The wave of digitisation has brought with it a democratisation in terms of access. However, as private equity takes major public companies private, concerns are raised for our “shareholder democracy”. Access to private markets has historically been constrained even for institutions and certainly not open to individual investors. As a result, or perhaps because of it, many of these institutional-grade funds require a minimum cheque size of US$10m. However, the opening of access to private markets has started overseas and is now coming to Australian shores.
The growing demand on the part of individual investors to reach private market funds is matched by fund managers keen to diversify their fundraising base. Apollo Global Management recently noted that the estimated global market for high net worth investors comprises US$178 trillion, well in excess of the $102 trillion in the hands of institutional investors.
What is next for Australian investors?
Australia is well-placed to take advantage of this growing demand. Australians have already embraced the emergence of new platforms that offer access to a range of ‘alternative assets’. On these platforms, you can own a piece of Banksy or crowd-fund a craft gin company. However, access to private equity, particularly pure institutional-grade funds run by the largest fund managers in the world, remains elusive.
The successful opening of this market requires careful planning and better educational resources to help investors. These products are not like listed equities, they have long tenures, often with no liquidity until exit. Opening this new investment class must be supported by technology and education to raise awareness or temper some of the hard edges of private equity.

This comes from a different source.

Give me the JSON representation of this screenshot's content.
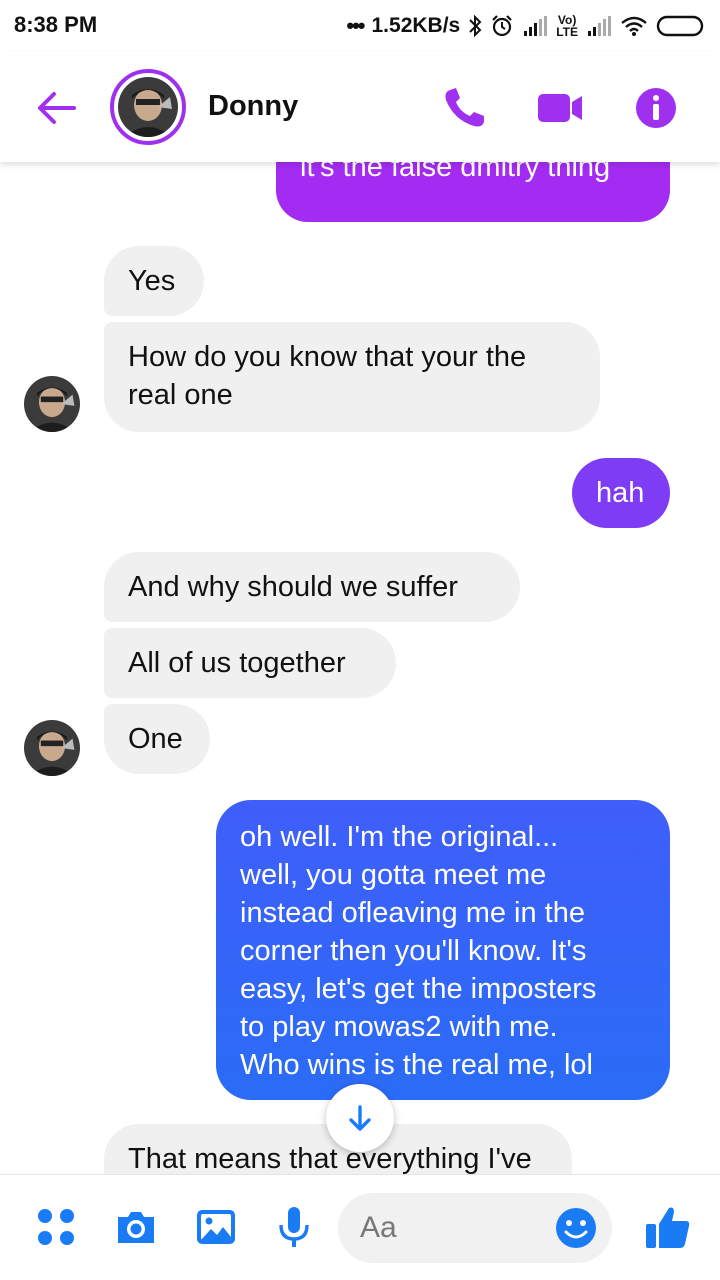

At Reach Alternative Investments, our vision is to democratise the world’s leading private capital funds, allowing Australian investors the same level of access and support that an institution receives. We want you, with the help of your financial adviser where needed, to be able to access and build your own investment portfolio that suits your needs and stage of life.